Recent Publications

Rothstein, D.E. (2018). Effect of Fertilization on Growth and Mortality of Jack Pine Growing on Poor, Sandy Soils in Michigan, USA: Implications for Sustainable Management. Forests, 9(9), 549.

Rothstein, D. E., Toosi, E. R., Schaetzl, R. J., & Grandy, A. S. (2018). Translocation of Carbon from Surface Organic Horizons to the Subsoil in Coarse-Textured Spodosols: Implications for Deep Soil C Dynamics. Soil Science Society of America Journal.

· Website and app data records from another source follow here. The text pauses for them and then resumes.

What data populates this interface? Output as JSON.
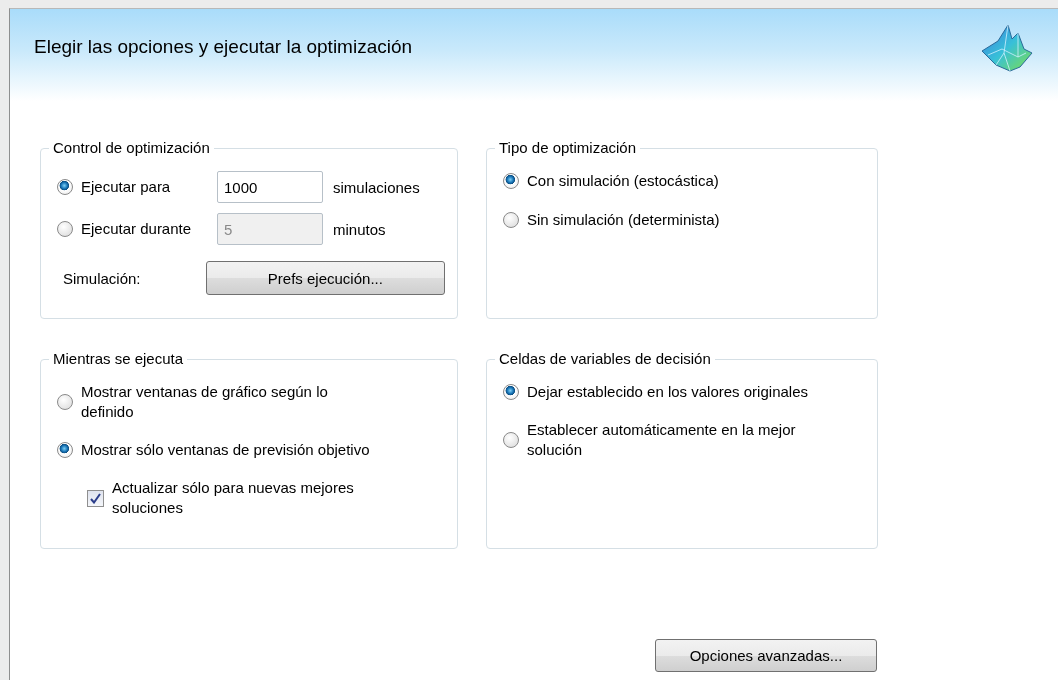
{
  "header": {
    "title": "Elegir las opciones y ejecutar la optimización"
  },
  "groups": [
    {
      "title": "Control de optimización",
      "items": [
        {
          "kind": "radio-field",
          "label": "Ejecutar para",
          "selected": true,
          "value": "1000",
          "disabled": false,
          "unit": "simulaciones"
        },
        {
          "kind": "radio-field",
          "label": "Ejecutar durante",
          "selected": false,
          "value": "5",
          "disabled": true,
          "unit": "minutos"
        },
        {
          "kind": "button-row",
          "label": "Simulación:",
          "button": "Prefs ejecución..."
        }
      ]
    },
    {
      "title": "Tipo de optimización",
      "items": [
        {
          "kind": "radio",
          "label": "Con simulación (estocástica)",
          "selected": true
        },
        {
          "kind": "radio",
          "label": "Sin simulación (determinista)",
          "selected": false
        }
      ]
    },
    {
      "title": "Mientras se ejecuta",
      "items": [
        {
          "kind": "radio",
          "label": "Mostrar ventanas de gráfico según lo definido",
          "selected": false
        },
        {
          "kind": "radio",
          "label": "Mostrar sólo ventanas de previsión objetivo",
          "selected": true
        },
        {
          "kind": "checkbox",
          "label": "Actualizar sólo para nuevas mejores soluciones",
          "checked": true
        }
      ]
    },
    {
      "title": "Celdas de variables de decisión",
      "items": [
        {
          "kind": "radio",
          "label": "Dejar establecido en los valores originales",
          "selected": true
        },
        {
          "kind": "radio",
          "label": "Establecer automáticamente en la mejor solución",
          "selected": false
        }
      ]
    }
  ],
  "footer": {
    "button": "Opciones avanzadas..."
  }
}
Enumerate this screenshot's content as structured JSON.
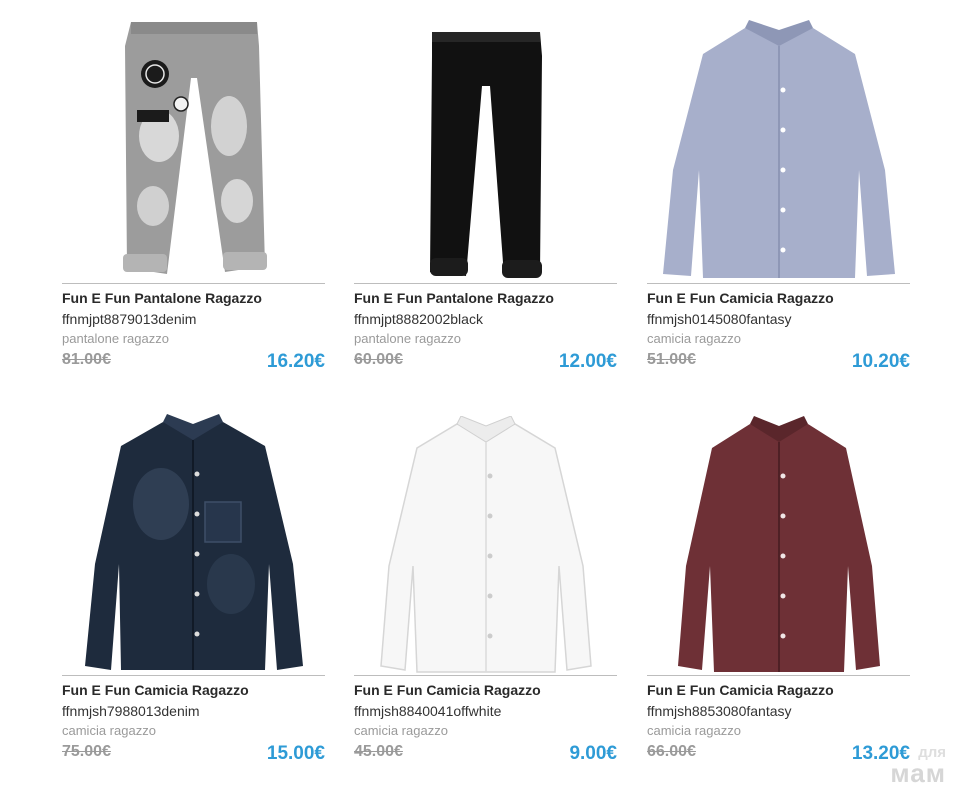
{
  "products": [
    {
      "title": "Fun E Fun Pantalone Ragazzo",
      "code": "ffnmjpt8879013denim",
      "category": "pantalone ragazzo",
      "old_price": "81.00€",
      "price": "16.20€",
      "image": "ripped-grey-jeans-image",
      "color": "#9c9c9c"
    },
    {
      "title": "Fun E Fun Pantalone Ragazzo",
      "code": "ffnmjpt8882002black",
      "category": "pantalone ragazzo",
      "old_price": "60.00€",
      "price": "12.00€",
      "image": "black-pants-image",
      "color": "#111111"
    },
    {
      "title": "Fun E Fun Camicia Ragazzo",
      "code": "ffnmjsh0145080fantasy",
      "category": "camicia ragazzo",
      "old_price": "51.00€",
      "price": "10.20€",
      "image": "light-blue-shirt-image",
      "color": "#a7afcb"
    },
    {
      "title": "Fun E Fun Camicia Ragazzo",
      "code": "ffnmjsh7988013denim",
      "category": "camicia ragazzo",
      "old_price": "75.00€",
      "price": "15.00€",
      "image": "denim-shirt-image",
      "color": "#1e2b3d"
    },
    {
      "title": "Fun E Fun Camicia Ragazzo",
      "code": "ffnmjsh8840041offwhite",
      "category": "camicia ragazzo",
      "old_price": "45.00€",
      "price": "9.00€",
      "image": "white-shirt-image",
      "color": "#f7f7f7"
    },
    {
      "title": "Fun E Fun Camicia Ragazzo",
      "code": "ffnmjsh8853080fantasy",
      "category": "camicia ragazzo",
      "old_price": "66.00€",
      "price": "13.20€",
      "image": "burgundy-shirt-image",
      "color": "#6e3036"
    }
  ],
  "watermark": {
    "top": "для",
    "bottom": "мам"
  },
  "accent_color": "#2e9bd6"
}
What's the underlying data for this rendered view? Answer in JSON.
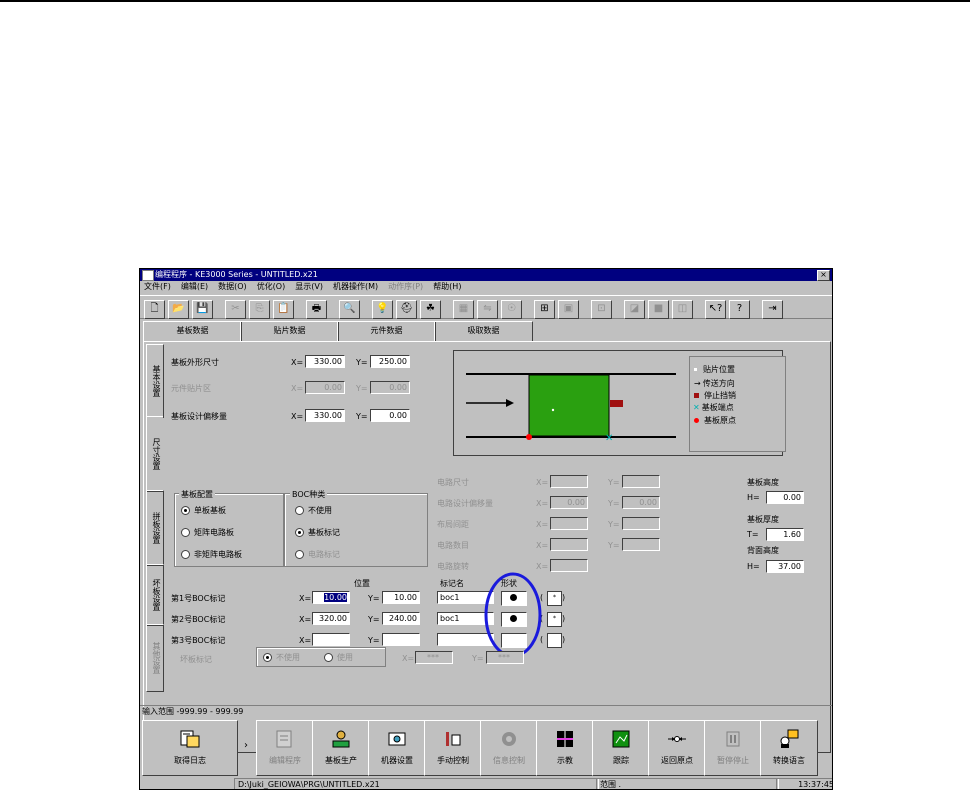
{
  "window": {
    "title": "编程程序 - KE3000 Series - UNTITLED.x21",
    "close_glyph": "×"
  },
  "menu": [
    {
      "label": "文件(F)",
      "disabled": false
    },
    {
      "label": "编辑(E)",
      "disabled": false
    },
    {
      "label": "数据(O)",
      "disabled": false
    },
    {
      "label": "优化(O)",
      "disabled": false
    },
    {
      "label": "显示(V)",
      "disabled": false
    },
    {
      "label": "机器操作(M)",
      "disabled": false
    },
    {
      "label": "动作序(P)",
      "disabled": true
    },
    {
      "label": "帮助(H)",
      "disabled": false
    }
  ],
  "tabs": [
    "基板数据",
    "贴片数据",
    "元件数据",
    "吸取数据"
  ],
  "side_tabs": [
    "基本设置",
    "尺寸设置",
    "拼板设置",
    "坏板设置",
    "其他设置"
  ],
  "board": {
    "outline_label": "基板外形尺寸",
    "outline_x": "330.00",
    "outline_y": "250.00",
    "area_label": "元件贴片区",
    "area_x": "0.00",
    "area_y": "0.00",
    "offset_label": "基板设计偏移量",
    "offset_x": "330.00",
    "offset_y": "0.00",
    "x_prefix": "X=",
    "y_prefix": "Y="
  },
  "legend": {
    "items": [
      "贴片位置",
      "传送方向",
      "停止挡销",
      "基板端点",
      "基板原点"
    ],
    "colors": {
      "board": "#2aa010",
      "stopper": "#a01010",
      "endpoint": "#00b0b0",
      "origin": "#ff0000"
    }
  },
  "layout_group": {
    "title": "基板配置",
    "options": [
      {
        "label": "单板基板",
        "selected": true,
        "disabled": false
      },
      {
        "label": "矩阵电路板",
        "selected": false,
        "disabled": false
      },
      {
        "label": "非矩阵电路板",
        "selected": false,
        "disabled": false
      }
    ]
  },
  "boc_group": {
    "title": "BOC种类",
    "options": [
      {
        "label": "不使用",
        "selected": false,
        "disabled": false
      },
      {
        "label": "基板标记",
        "selected": true,
        "disabled": false
      },
      {
        "label": "电路标记",
        "selected": false,
        "disabled": true
      }
    ]
  },
  "right_fields": {
    "labels": [
      "电路尺寸",
      "电路设计偏移量",
      "布局间距",
      "电路数目",
      "电路旋转"
    ],
    "values": [
      "",
      "0.00",
      "",
      "",
      ""
    ],
    "values2": [
      "",
      "0.00",
      "",
      "",
      ""
    ]
  },
  "heights": {
    "board_height_label": "基板高度",
    "board_height_prefix": "H=",
    "board_height": "0.00",
    "thickness_label": "基板厚度",
    "thickness_prefix": "T=",
    "thickness": "1.60",
    "back_height_label": "背面高度",
    "back_height_prefix": "H=",
    "back_height": "37.00"
  },
  "boc_table": {
    "col_position": "位置",
    "col_mark": "标记名",
    "col_shape": "形状",
    "rows": [
      {
        "label": "第1号BOC标记",
        "x": "10.00",
        "y": "10.00",
        "mark": "boc1",
        "shape": true,
        "option": "*"
      },
      {
        "label": "第2号BOC标记",
        "x": "320.00",
        "y": "240.00",
        "mark": "boc1",
        "shape": true,
        "option": "*"
      },
      {
        "label": "第3号BOC标记",
        "x": "",
        "y": "",
        "mark": "",
        "shape": false,
        "option": ""
      }
    ]
  },
  "bad_mark": {
    "label": "坏板标记",
    "opt1": "不使用",
    "opt2": "使用",
    "x": "***",
    "y": "***"
  },
  "status": {
    "input_range": "输入范围 -999.99 - 999.99"
  },
  "bottom_buttons": [
    {
      "label": "取得日志",
      "icon": "log-icon",
      "disabled": false
    },
    {
      "label": "编辑程序",
      "icon": "edit-program-icon",
      "disabled": true
    },
    {
      "label": "基板生产",
      "icon": "production-icon",
      "disabled": false
    },
    {
      "label": "机器设置",
      "icon": "machine-setup-icon",
      "disabled": false
    },
    {
      "label": "手动控制",
      "icon": "manual-control-icon",
      "disabled": false
    },
    {
      "label": "信息控制",
      "icon": "info-control-icon",
      "disabled": true
    },
    {
      "label": "示教",
      "icon": "teach-icon",
      "disabled": false
    },
    {
      "label": "跟踪",
      "icon": "tracking-icon",
      "disabled": false
    },
    {
      "label": "返回原点",
      "icon": "return-origin-icon",
      "disabled": false
    },
    {
      "label": "暂停停止",
      "icon": "pause-stop-icon",
      "disabled": true
    },
    {
      "label": "转换语言",
      "icon": "language-icon",
      "disabled": false
    }
  ],
  "footer": {
    "path": "D:\\Juki_GEIOWA\\PRG\\UNTITLED.x21",
    "range": "范围 .",
    "time": "13:37:45"
  }
}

Schaetzl, R. J., Rothstein, D. E., & Samonil, P. (2018). Gradients in Lake Effect Snowfall and Fire across Northern Lower Michigan Drive Patterns of Soil Development and Carbon Dynamics. Annals of the American Association of Geographers, 108(3), 638-657.

Scott, E. E., & Rothstein, D. E. (2017). Patterns of DON and DOC leaching losses across a natural N availability gradient in temperate hardwood forests. Ecosystems, 20(7), 1250-1265.

Santos, F., Wagner, S., Rothstein, D., Jaffe, R., & Miesel, J. R. (2017). Impact of a Historical Fire Event on Pyrogenic Carbon Stocks and Dissolved Pyrogenic Carbon in Spodosols in Northern Michigan. Frontiers in Earth Science, 5, 80.

Fanelli, K. N., & Rothstein, D. E. 2017. Replacement of wildfire by whole-tree harvesting increases nitrification and nitrate movement in jack pine forest soils. Forest Ecology and Management, 402, 115-121.

Shaetzl R.J. & Rothstein D.E. 2016 Temporal variation in the strength of podsolization as indicated by lysimeter data. Geoderma 282: 26-36.

Mladenoff, D.J.,Sahajpal, R., Johnson, C.P., & Rothstein, D.E. 2016. Recent land use change to agriculture in the US Lake States: impacts on cellulosic biomass potential and natural lands.PLOS ONE 10.1371/journal.pone.0148566.

Chao, X., Penton, C.R., Zhang, B., Zhao, M., Rothstein, D.E., Mladenoff, D.J., Forrester, J.A., Shen, Q., &Tiedje, J.M. 2015. Soil fungal and bacterial responses to conversion of open land to short rotation woody biomass crops. Global Change Biology – Bioenergy. DOI: 10.1111/gcbb.12303.

Schaetzl, R. J., Luehmann, M. D., & Rothstein, D. (2015). Pulses of Podzolization: The Relative Importance of Spring Snowmelt, Summer Storms, and Fall Rains on Spodosol Development. Soil Science Society of America Journal, 79(1), 117-131.

Palmer, M. M., Forrester, J. A., Rothstein, D. E., & Mladenoff, D. J. 2014. Conversion of open lands to short‐rotation woody biomass crops: site variability affects nitrogen cycling and N2O fluxes in the US Northern Lake States. GCB Bioenergy 6:450-464.

Rothstein, D. E. 2014. In-situ root uptake and soil transformations of glycine, glutamine and ammonium in two temperate deciduous forests of contrasting N availability. Soil Biology and Biochemistry 75:233-236.

Palmer, M. M., Forrester, J. A., Rothstein, D. E., & Mladenoff, D. J. 2014. Establishment phase greenhouse gas emissions in short rotation woody biomass plantations in the Northern Lake States, USA. Biomass and Bioenergy, 62, 26-36.

Scott, E. E., & Rothstein, D. E. 2014. The dynamic exchange of dissolved organic matter percolating through six diverse soils. Soil Biology and Biochemistry, 69, 83-92.